Activity ::
Reproduce the following entries exactly, leaving nothing out.

***** Provided information *****

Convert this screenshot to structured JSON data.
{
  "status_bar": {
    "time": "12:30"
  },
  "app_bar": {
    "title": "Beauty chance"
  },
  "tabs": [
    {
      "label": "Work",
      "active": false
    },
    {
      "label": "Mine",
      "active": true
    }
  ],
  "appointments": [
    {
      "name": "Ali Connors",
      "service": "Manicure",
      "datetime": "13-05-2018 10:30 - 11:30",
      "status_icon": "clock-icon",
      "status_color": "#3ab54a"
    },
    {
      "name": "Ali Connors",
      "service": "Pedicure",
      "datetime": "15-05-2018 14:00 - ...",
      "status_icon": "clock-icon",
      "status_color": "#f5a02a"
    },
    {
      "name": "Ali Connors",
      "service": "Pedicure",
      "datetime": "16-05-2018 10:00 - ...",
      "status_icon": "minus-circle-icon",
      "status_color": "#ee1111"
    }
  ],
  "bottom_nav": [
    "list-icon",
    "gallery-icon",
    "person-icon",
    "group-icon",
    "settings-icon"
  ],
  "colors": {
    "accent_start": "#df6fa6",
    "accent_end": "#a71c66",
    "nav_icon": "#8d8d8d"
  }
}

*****

Expected answer ::
Convert this screenshot to structured JSON data.
{
  "status_bar": {
    "time": "12:30"
  },
  "app_bar": {
    "title": "Beauty chance"
  },
  "tabs": [
    {
      "label": "Work",
      "active": false
    },
    {
      "label": "Mine",
      "active": true
    }
  ],
  "appointments": [
    {
      "name": "Ali Connors",
      "service": "Manicure",
      "datetime": "13-05-2018 10:30 - 11:30",
      "status_icon": "clock-icon",
      "status_color": "#3ab54a"
    },
    {
      "name": "Ali Connors",
      "service": "Pedicure",
      "datetime": "15-05-2018 14:00 - ...",
      "status_icon": "clock-icon",
      "status_color": "#f5a02a"
    },
    {
      "name": "Ali Connors",
      "service": "Pedicure",
      "datetime": "16-05-2018 10:00 - ...",
      "status_icon": "minus-circle-icon",
      "status_color": "#ee1111"
    }
  ],
  "bottom_nav": [
    "list-icon",
    "gallery-icon",
    "person-icon",
    "group-icon",
    "settings-icon"
  ],
  "colors": {
    "accent_start": "#df6fa6",
    "accent_end": "#a71c66",
    "nav_icon": "#8d8d8d"
  }
}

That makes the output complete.